Within the entries below, find each line containing the word "icon" and copy it.
[[ Recorded information open ]]
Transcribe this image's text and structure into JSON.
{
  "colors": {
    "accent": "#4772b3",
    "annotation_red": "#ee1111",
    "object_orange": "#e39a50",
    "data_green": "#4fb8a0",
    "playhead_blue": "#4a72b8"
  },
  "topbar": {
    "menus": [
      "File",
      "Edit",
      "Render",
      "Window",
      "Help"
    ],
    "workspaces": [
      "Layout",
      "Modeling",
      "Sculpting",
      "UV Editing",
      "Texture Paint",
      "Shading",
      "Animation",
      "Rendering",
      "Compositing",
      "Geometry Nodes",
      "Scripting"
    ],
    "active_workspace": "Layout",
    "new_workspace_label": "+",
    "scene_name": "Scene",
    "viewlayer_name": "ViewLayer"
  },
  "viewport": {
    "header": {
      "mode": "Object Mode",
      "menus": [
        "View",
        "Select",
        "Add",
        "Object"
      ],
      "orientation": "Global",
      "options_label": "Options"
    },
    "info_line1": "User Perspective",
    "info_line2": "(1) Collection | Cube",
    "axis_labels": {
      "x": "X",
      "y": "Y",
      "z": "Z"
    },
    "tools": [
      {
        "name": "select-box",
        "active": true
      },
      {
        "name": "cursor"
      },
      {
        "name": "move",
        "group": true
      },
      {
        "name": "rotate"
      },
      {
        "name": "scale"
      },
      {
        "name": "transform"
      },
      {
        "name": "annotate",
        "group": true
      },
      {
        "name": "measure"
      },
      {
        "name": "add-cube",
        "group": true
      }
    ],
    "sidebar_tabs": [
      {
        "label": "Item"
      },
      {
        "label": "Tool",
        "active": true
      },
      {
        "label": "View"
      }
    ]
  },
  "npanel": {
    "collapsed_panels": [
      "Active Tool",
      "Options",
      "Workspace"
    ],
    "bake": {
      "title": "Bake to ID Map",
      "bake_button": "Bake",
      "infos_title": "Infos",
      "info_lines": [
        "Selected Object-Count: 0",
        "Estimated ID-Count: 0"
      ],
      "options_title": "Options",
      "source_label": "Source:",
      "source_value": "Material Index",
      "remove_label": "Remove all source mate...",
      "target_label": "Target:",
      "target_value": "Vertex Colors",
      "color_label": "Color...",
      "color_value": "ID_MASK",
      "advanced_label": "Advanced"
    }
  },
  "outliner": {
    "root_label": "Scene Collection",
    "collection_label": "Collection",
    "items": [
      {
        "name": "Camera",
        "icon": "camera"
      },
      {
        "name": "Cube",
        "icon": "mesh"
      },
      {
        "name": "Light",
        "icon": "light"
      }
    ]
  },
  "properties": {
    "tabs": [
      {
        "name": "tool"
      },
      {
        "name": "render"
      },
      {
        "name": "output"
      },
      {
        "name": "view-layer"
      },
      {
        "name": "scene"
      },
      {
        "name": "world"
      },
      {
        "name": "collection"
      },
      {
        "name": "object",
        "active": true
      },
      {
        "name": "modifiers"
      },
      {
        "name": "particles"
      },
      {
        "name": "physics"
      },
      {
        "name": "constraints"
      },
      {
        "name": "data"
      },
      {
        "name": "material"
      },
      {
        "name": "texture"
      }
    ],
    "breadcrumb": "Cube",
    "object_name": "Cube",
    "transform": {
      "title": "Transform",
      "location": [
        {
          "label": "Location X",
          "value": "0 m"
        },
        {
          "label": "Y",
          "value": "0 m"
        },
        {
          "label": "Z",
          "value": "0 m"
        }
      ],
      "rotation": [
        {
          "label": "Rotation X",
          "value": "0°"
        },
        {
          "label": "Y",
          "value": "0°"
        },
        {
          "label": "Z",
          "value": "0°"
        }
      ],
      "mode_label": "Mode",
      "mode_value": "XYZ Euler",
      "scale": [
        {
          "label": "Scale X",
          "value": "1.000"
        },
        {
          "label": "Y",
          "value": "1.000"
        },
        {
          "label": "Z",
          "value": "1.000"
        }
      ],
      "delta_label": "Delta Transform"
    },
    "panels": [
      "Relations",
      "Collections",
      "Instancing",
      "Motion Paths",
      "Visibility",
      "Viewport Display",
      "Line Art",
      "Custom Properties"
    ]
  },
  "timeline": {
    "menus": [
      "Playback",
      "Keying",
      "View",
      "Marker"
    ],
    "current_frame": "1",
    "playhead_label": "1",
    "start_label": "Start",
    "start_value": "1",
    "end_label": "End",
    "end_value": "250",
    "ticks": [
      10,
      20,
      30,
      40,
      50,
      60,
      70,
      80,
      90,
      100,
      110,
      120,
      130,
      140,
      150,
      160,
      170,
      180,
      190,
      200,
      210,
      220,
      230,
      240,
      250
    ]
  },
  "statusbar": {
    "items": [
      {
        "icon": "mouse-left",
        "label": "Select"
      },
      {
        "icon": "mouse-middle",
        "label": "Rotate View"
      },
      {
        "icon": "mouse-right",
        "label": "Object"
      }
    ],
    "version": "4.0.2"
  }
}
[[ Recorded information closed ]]
** Written reply **
        "icon": "camera"
        "icon": "mesh"
        "icon": "light"
        "icon": "mouse-left",
        "icon": "mouse-middle",
        "icon": "mouse-right",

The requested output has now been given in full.